[App and web page records]

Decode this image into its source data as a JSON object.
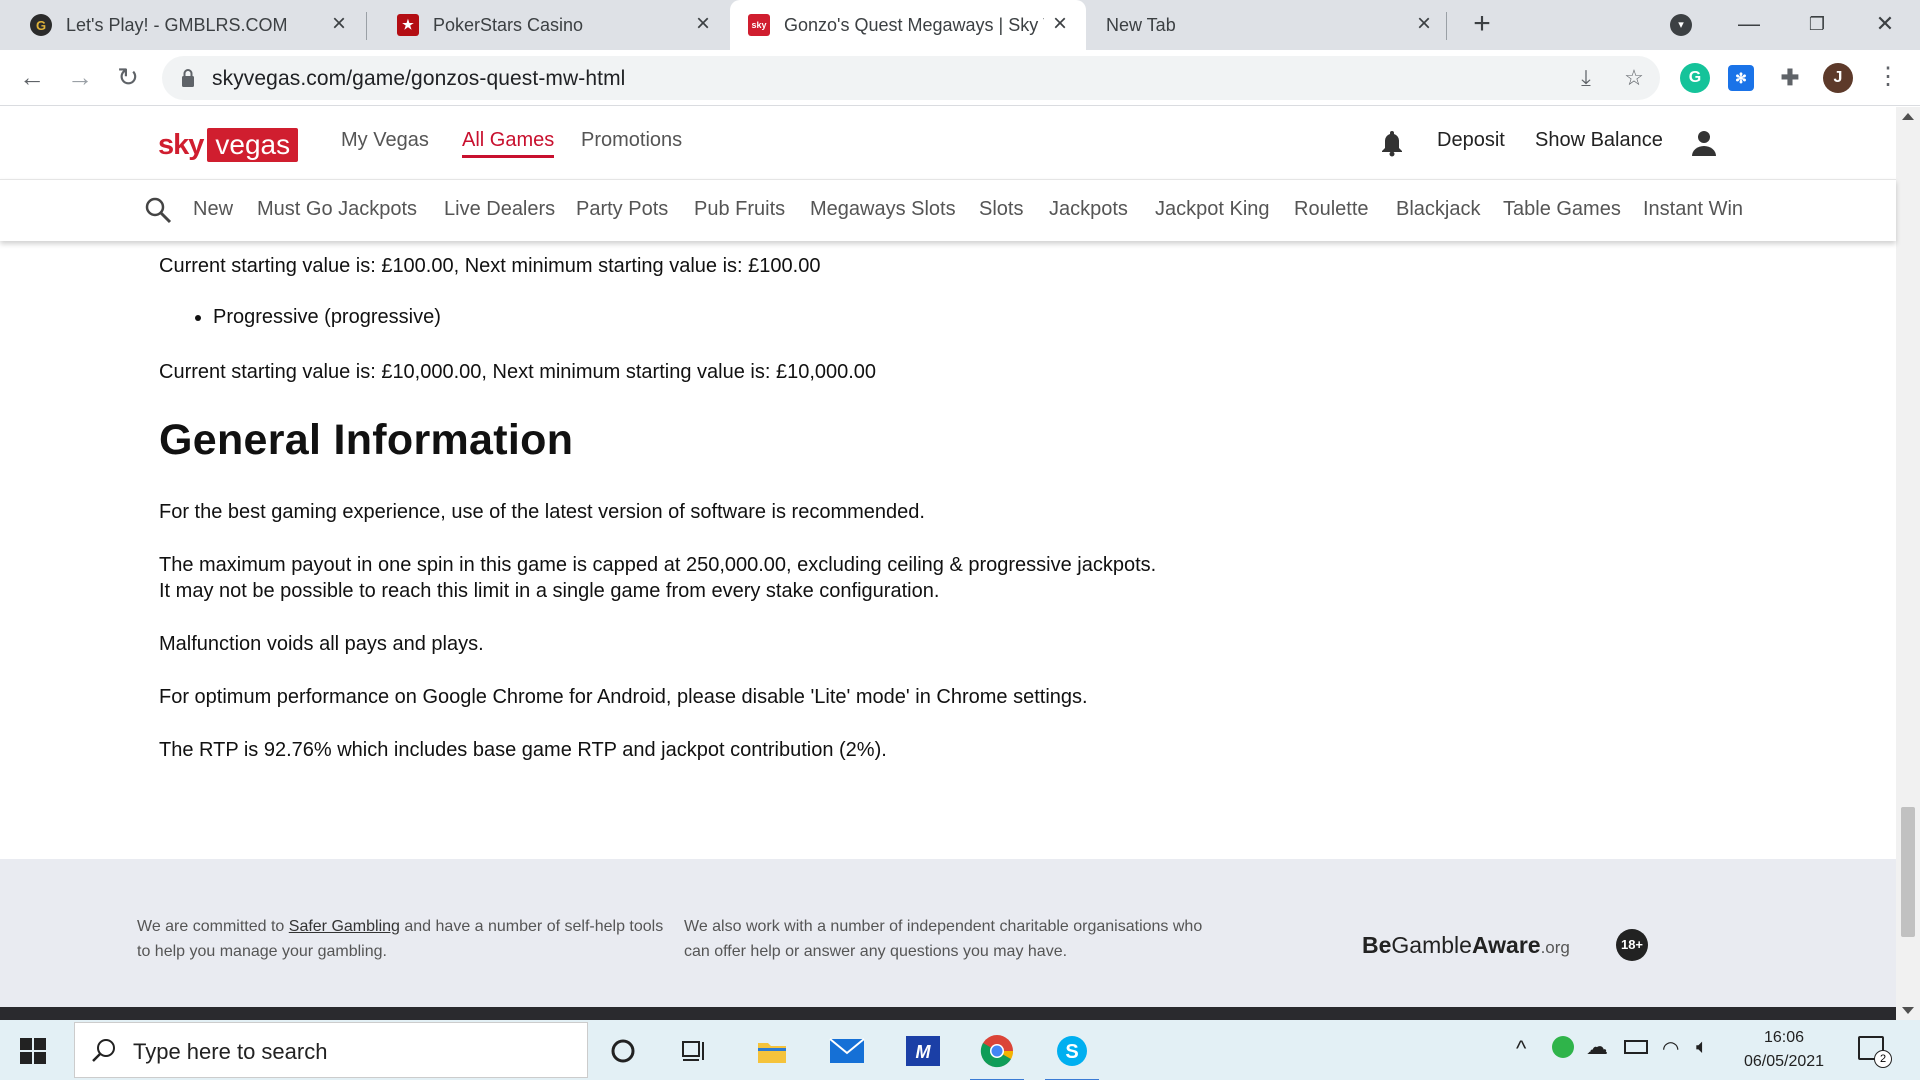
{
  "browser": {
    "tabs": [
      {
        "title": "Let's Play! - GMBLRS.COM",
        "favicon": "G"
      },
      {
        "title": "PokerStars Casino",
        "favicon": "★"
      },
      {
        "title": "Gonzo's Quest Megaways | Sky V",
        "favicon": "sky"
      },
      {
        "title": "New Tab",
        "favicon": ""
      }
    ],
    "url": "skyvegas.com/game/gonzos-quest-mw-html",
    "profile_initial": "J"
  },
  "site": {
    "logo_sky": "sky",
    "logo_vegas": "vegas",
    "main_nav": [
      "My Vegas",
      "All Games",
      "Promotions"
    ],
    "header_right": {
      "deposit": "Deposit",
      "show_balance": "Show Balance"
    },
    "categories": [
      "New",
      "Must Go Jackpots",
      "Live Dealers",
      "Party Pots",
      "Pub Fruits",
      "Megaways Slots",
      "Slots",
      "Jackpots",
      "Jackpot King",
      "Roulette",
      "Blackjack",
      "Table Games",
      "Instant Win"
    ]
  },
  "content": {
    "line1": "Current starting value is: £100.00, Next minimum starting value is: £100.00",
    "bullet": "Progressive (progressive)",
    "line2": "Current starting value is: £10,000.00, Next minimum starting value is: £10,000.00",
    "heading": "General Information",
    "p1": "For the best gaming experience, use of the latest version of software is recommended.",
    "p2": "The maximum payout in one spin in this game is capped at 250,000.00, excluding ceiling & progressive jackpots. It may not be possible to reach this limit in a single game from every stake configuration.",
    "p3": "Malfunction voids all pays and plays.",
    "p4": "For optimum performance on Google Chrome for Android, please disable 'Lite' mode' in Chrome settings.",
    "p5": "The RTP is 92.76% which includes base game RTP and jackpot contribution (2%)."
  },
  "footer": {
    "col1_pre": "We are committed to ",
    "col1_link": "Safer Gambling",
    "col1_post": " and have a number of self-help tools to help you manage your gambling.",
    "col2": "We also work with a number of independent charitable organisations who can offer help or answer any questions you may have.",
    "bga_be": "Be",
    "bga_gamble": "Gamble",
    "bga_aware": "Aware",
    "bga_org": ".org",
    "age": "18+"
  },
  "taskbar": {
    "search_placeholder": "Type here to search",
    "time": "16:06",
    "date": "06/05/2021",
    "notifications": "2"
  }
}
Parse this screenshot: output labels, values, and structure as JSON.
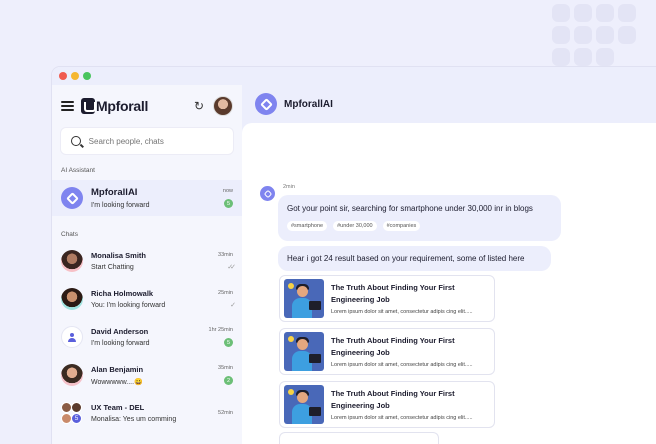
{
  "brand": {
    "name": "Mpforall"
  },
  "search": {
    "placeholder": "Search people, chats"
  },
  "sidebar": {
    "ai_section_label": "AI Assistant",
    "chats_section_label": "Chats",
    "ai_item": {
      "name": "MpforallAI",
      "message": "I'm looking forward",
      "time": "now",
      "badge": "5"
    },
    "chats": [
      {
        "name": "Monalisa Smith",
        "message": "Start Chatting",
        "time": "33min",
        "status": "read"
      },
      {
        "name": "Richa Holmowalk",
        "message": "You: I'm looking forward",
        "time": "25min",
        "status": "read"
      },
      {
        "name": "David Anderson",
        "message": "I'm looking forward",
        "time": "1hr 25min",
        "badge": "5"
      },
      {
        "name": "Alan Benjamin",
        "message": "Wowwwww....😀",
        "time": "35min",
        "badge": "2"
      },
      {
        "name": "UX Team - DEL",
        "message": "Monalisa: Yes um comming",
        "time": "52min",
        "group_count": "5"
      }
    ]
  },
  "conversation": {
    "title": "MpforallAI",
    "time": "2min",
    "bot_message": "Got your point sir, searching for smartphone under 30,000 inr in blogs",
    "tags": [
      "#smartphone",
      "#under 30,000",
      "#companies"
    ],
    "result_message": "Hear i got 24 result based on your requirement, some of listed here",
    "cards": [
      {
        "title": "The Truth About Finding Your First Engineering Job",
        "desc": "Lorem ipsum dolor sit amet, consectetur adipis cing elit....."
      },
      {
        "title": "The Truth About Finding Your First Engineering Job",
        "desc": "Lorem ipsum dolor sit amet, consectetur adipis cing elit....."
      },
      {
        "title": "The Truth About Finding Your First Engineering Job",
        "desc": "Lorem ipsum dolor sit amet, consectetur adipis cing elit....."
      }
    ]
  },
  "colors": {
    "accent": "#7f84ef",
    "badge": "#6cbf77",
    "background": "#eceefc"
  }
}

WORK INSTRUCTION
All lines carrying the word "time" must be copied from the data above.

EXERCISE SOLUTION
    "time": "16:06",
      "time": "now",
        "time": "33min",
        "time": "25min",
        "time": "1hr 25min",
        "time": "35min",
        "time": "52min",
    "time": "2min",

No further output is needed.